> Required work: Find every line in the records below that holds the word "title", and copy each one.

(Website and app data records)
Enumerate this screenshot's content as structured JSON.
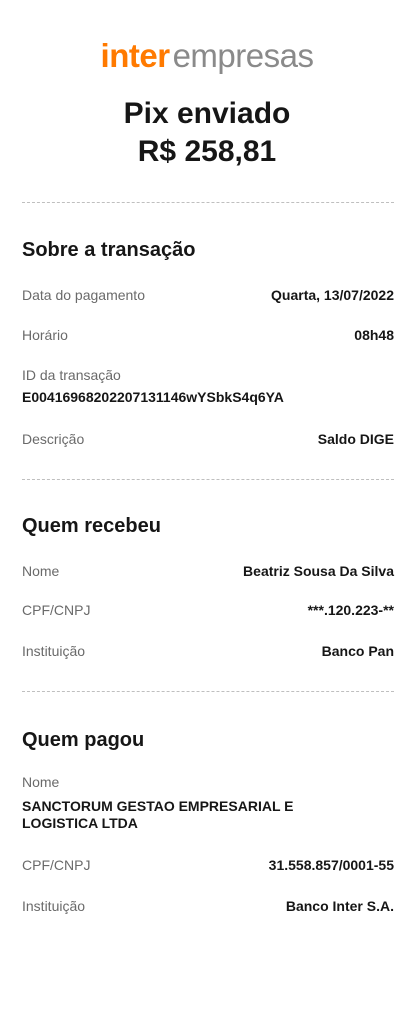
{
  "logo": {
    "brand": "inter",
    "suffix": "empresas"
  },
  "header": {
    "title": "Pix enviado",
    "amount": "R$ 258,81"
  },
  "transaction": {
    "title": "Sobre a transação",
    "date_label": "Data do pagamento",
    "date_value": "Quarta, 13/07/2022",
    "time_label": "Horário",
    "time_value": "08h48",
    "id_label": "ID da transação",
    "id_value": "E00416968202207131146wYSbkS4q6YA",
    "desc_label": "Descrição",
    "desc_value": "Saldo DIGE"
  },
  "receiver": {
    "title": "Quem recebeu",
    "name_label": "Nome",
    "name_value": "Beatriz Sousa Da Silva",
    "doc_label": "CPF/CNPJ",
    "doc_value": "***.120.223-**",
    "inst_label": "Instituição",
    "inst_value": "Banco Pan"
  },
  "payer": {
    "title": "Quem pagou",
    "name_label": "Nome",
    "name_value": "SANCTORUM GESTAO EMPRESARIAL E LOGISTICA LTDA",
    "doc_label": "CPF/CNPJ",
    "doc_value": "31.558.857/0001-55",
    "inst_label": "Instituição",
    "inst_value": "Banco Inter S.A."
  },
  "colors": {
    "brand": "#ff7a00",
    "text": "#161616",
    "muted": "#6a6a6a",
    "divider": "#bfbfbf"
  }
}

> Task output:
    "title": "Pix enviado",
    "title": "Sobre a transação",
    "title": "Quem recebeu",
    "title": "Quem pagou",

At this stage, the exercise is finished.